The rail industry is increasingly embracing technology. Concepts such as automated, maglev and high-speed trains are now becoming a reality. One futuristic concept is the Hyperloop – an ultra-high-speed ground transportation system akin to bullet trains – developed by Tesla and SpaceX CEO Elon Musk.
Musk open-sourced the basic design in 2013 in the form of a whitepaper. There are now a number of companies working to build the idea and among those is the Richard Branson-backed Virgin Hyperloop One which aims to do so in India by linking Mumbai and Pune.
“I believe Virgin Hyperloop One could have the same impact upon India in the 21st century as trains did in the 20th century,” Branson said in a statement. “Virgin Hyperloop One can help India become a global transportation pioneer and forge a new world-changing industry.”
How does it work?
Branson described the Hyperloop as “a pioneering technology with the power to create a fundamental, massive shift in human ingenuity.” “Over the course of the next 50 years, hyperloop technology will spearhead a revolution in transportation,” he wrote in a post for Wired.

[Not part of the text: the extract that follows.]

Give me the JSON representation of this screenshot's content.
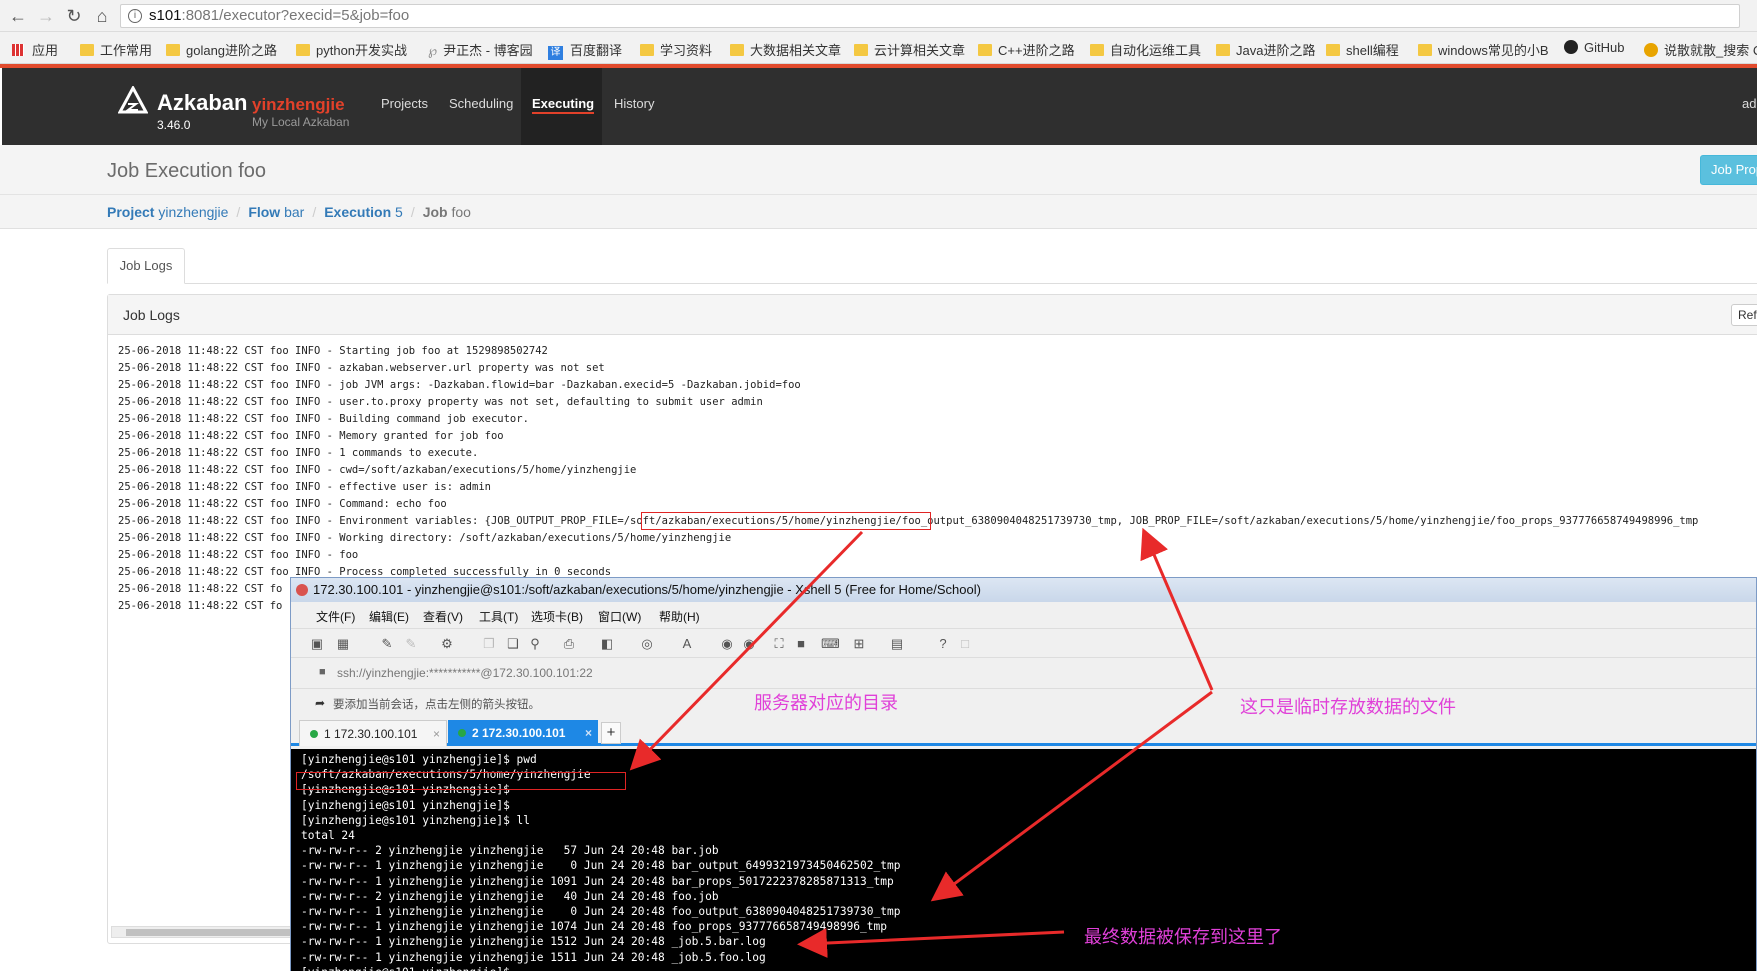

In terms of technology, the Hyperloop works through magnetically propelled capsules or pods which move through a low-pressure, near-vacuum tube that carries passengers or cargo at over 1,000km/h. In addition, since the pods travel in a tube, they are not subject to shutdowns due to harsh weather, such as snow or polar vortexes.
The low pressure minimises friction and air resistance, therefore reducing the power needed and allowing the ultra-high-speed hovertrain to take minutes rather than hours to reach a destination.
Video courtesy of Virgin Hyperloop One
In May 2016, Hyperloop One successfully conducted a propulsion open-air test in Las Vegas where a sled accelerated to 136mph in 2.2 seconds becoming the first company to be able to have achieved it. A full-scale test track was then constructed in Las Vegas.
Advantages for the Indian economy
While the Hyperloop project is making strides globally with its first ten-kilometre stretch set to open by 2020 in the UAE and developments in the US, China and parts of Europe progressing, India might become the frontrunner to build the first Hyperloop.
In July 2019, the Indian Government approved a consortium between Virgin Hyperloop One and DP World – a ports and logistics operator in India which will invest $500m in private capital for the project – naming them the Original Project Proponent for the project.
CEO of Virgin Hyperloop One, Jay Walder believes the project “is history in the making.” “The race is on to host the first hyperloop transportation system in the world, and today’s announcement puts India firmly in the lead, This is a significant milestone and the first of many important steps toward bringing Hyperloop to the masses,”
The proposed link connecting Mumbai and Pune will slash the current 3.5 hours travel time to under 35 minutes. Currently, the two cities witness 75 million passenger journeys between them annually – a figure that will expectedly rise to 130 million by 2026. The Hyperloop aims to undertake 150 million passenger trips annually, along with transporting lightweight cargo units.
Alongside alleviating transportation woes, the Hyperloop might prove to be a boon for the Indian economy. The project is set to “generate hundreds of thousands of new high-tech jobs, create over $36bn in wider socio-economic benefits, and create new hyperloop component and manufacturing opportunities to export to India and the rest of the world,” the company claimed.
The Mumbai-Pune Hyperloop isn’t the only project in the race. US-based research company Hyperloop Transportation Technology announced plans to connect Vijayawada and Amaravati in the south-eastern coastal state of Andhra Pradesh and the project has even gone beyond the memorandum stage.
Can India become a “global transportation pioneer”?
While the Hyperloop promises to change the rail industry, it is still a theoretical transportation system tested at lower-speeds and has never been tested with human passengers.
Hyperloop’s success in India largely depends on the regulatory framework. Challenges such as engineering issues, land acquisition, safety standards, and a tough customs regime have in the past – plagued other infrastructure projects in the country.
Despite the challenges, Branson said in a statement that a Hyperloop demonstration track would be built within two to three years of the final agreement, and the project would take a further five to seven years to complete.